Work task.
Scan the material below for the string "author", and copy every line where it shows up.

Task data.
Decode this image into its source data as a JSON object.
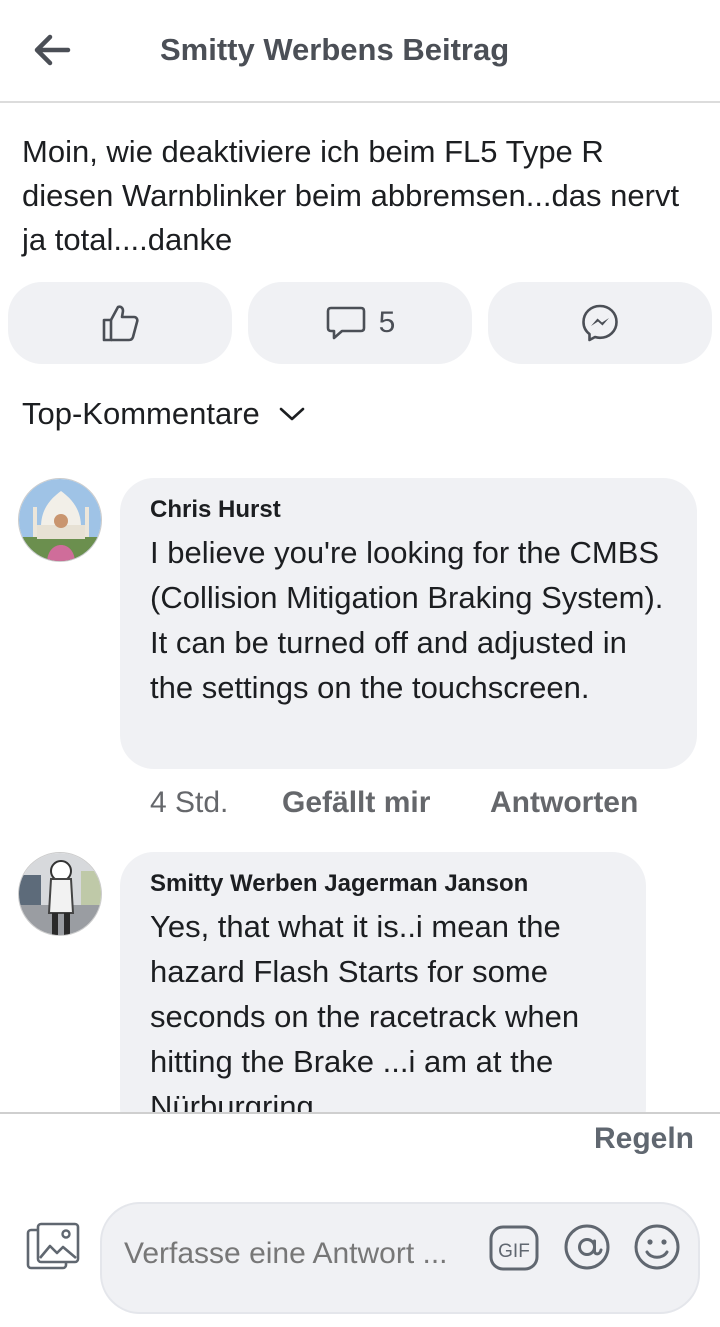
{
  "header": {
    "title": "Smitty Werbens Beitrag",
    "back_icon": "arrow-left-icon"
  },
  "post": {
    "text": "Moin,  wie deaktiviere ich beim FL5 Type R diesen Warnblinker beim abbremsen...das nervt ja total....danke",
    "actions": {
      "like_icon": "thumbs-up-icon",
      "comment_icon": "comment-icon",
      "comment_count": "5",
      "share_icon": "messenger-icon"
    }
  },
  "sort": {
    "label": "Top-Kommentare",
    "icon": "chevron-down-icon"
  },
  "comments": [
    {
      "author": "Chris Hurst",
      "text": "I believe you're looking for the CMBS (Collision Mitigation Braking System). It can be turned off and adjusted in the settings on the touchscreen.",
      "time": "4 Std.",
      "like_label": "Gefällt mir",
      "reply_label": "Antworten"
    },
    {
      "author": "Smitty Werben Jagerman Janson",
      "text": "Yes, that what it is..i mean the hazard Flash Starts for some seconds on the racetrack when hitting the Brake ...i am at the Nürburgring..."
    }
  ],
  "footer": {
    "rules_label": "Regeln",
    "composer_placeholder": "Verfasse eine Antwort ...",
    "icons": [
      "photo-icon",
      "gif-icon",
      "at-sign-icon",
      "smiley-icon"
    ]
  },
  "colors": {
    "text_primary": "#1c1e21",
    "text_secondary": "#65676b",
    "surface": "#f0f1f4",
    "icon": "#4b4f56"
  }
}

Answer to this task.
      "author": "Chris Hurst",
      "author": "Smitty Werben Jagerman Janson",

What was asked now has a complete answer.